__WORK TO BE COMPLETED__: Working through the lines below, return each one that holds "beyond".

** Opening EXTRACTED DATA block **

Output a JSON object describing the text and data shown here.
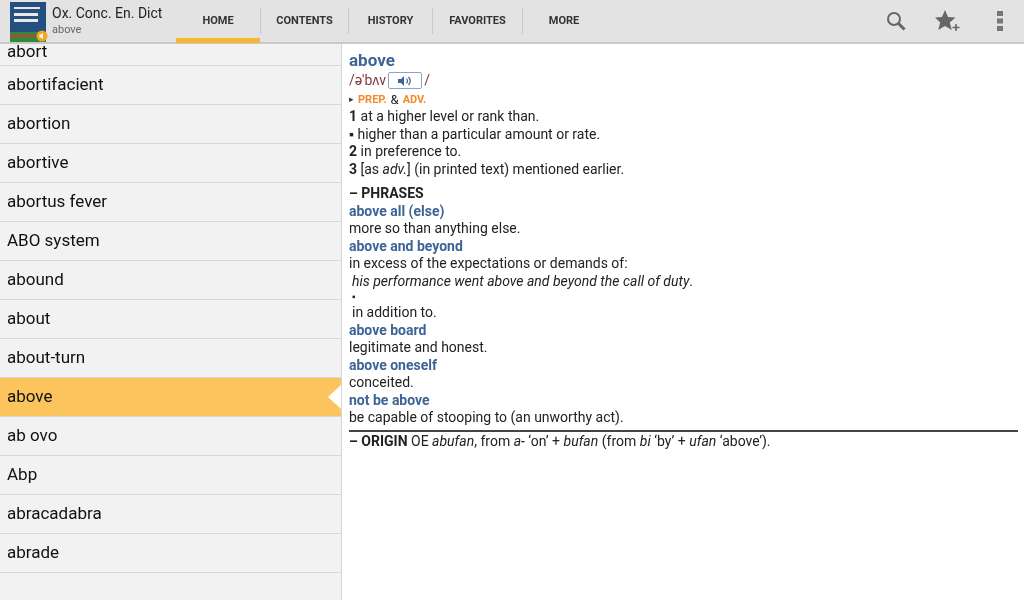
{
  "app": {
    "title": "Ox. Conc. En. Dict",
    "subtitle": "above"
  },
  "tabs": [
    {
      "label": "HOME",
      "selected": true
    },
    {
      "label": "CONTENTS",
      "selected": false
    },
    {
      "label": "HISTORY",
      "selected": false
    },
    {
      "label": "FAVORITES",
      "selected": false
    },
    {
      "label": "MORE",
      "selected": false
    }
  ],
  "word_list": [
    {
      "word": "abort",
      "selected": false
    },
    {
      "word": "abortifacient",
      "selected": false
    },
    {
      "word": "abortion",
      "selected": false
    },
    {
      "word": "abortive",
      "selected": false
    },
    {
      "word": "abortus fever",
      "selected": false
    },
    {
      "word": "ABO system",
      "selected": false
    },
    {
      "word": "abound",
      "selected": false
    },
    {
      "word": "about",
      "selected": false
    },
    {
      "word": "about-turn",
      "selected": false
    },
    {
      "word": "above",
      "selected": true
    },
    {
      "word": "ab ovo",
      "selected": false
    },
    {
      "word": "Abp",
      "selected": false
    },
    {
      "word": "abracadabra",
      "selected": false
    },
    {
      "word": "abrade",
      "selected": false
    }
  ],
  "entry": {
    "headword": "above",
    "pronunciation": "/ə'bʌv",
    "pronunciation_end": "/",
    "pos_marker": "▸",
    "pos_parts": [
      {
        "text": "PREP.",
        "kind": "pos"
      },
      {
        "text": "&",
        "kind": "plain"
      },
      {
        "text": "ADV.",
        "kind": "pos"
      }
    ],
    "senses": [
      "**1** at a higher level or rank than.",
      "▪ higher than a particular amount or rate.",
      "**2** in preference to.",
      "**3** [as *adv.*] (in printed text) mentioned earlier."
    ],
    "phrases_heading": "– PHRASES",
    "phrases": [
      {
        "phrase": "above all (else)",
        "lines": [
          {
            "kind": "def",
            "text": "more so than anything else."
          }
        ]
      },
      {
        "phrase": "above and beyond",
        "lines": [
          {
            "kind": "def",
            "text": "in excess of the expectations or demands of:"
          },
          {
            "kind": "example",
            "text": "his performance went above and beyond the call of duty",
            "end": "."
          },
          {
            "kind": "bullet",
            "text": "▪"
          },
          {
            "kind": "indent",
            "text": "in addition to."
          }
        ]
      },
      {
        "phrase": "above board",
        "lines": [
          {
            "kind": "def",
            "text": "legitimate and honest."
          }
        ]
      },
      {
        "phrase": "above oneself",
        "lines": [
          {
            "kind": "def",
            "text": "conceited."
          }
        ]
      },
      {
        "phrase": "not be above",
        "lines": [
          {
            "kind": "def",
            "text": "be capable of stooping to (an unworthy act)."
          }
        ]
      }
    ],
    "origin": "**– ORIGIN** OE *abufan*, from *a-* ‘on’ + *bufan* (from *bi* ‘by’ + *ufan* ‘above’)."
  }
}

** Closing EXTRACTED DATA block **

__FINISHED EXERCISE__:
        "phrase": "above and beyond",
            "text": "his performance went above and beyond the call of duty",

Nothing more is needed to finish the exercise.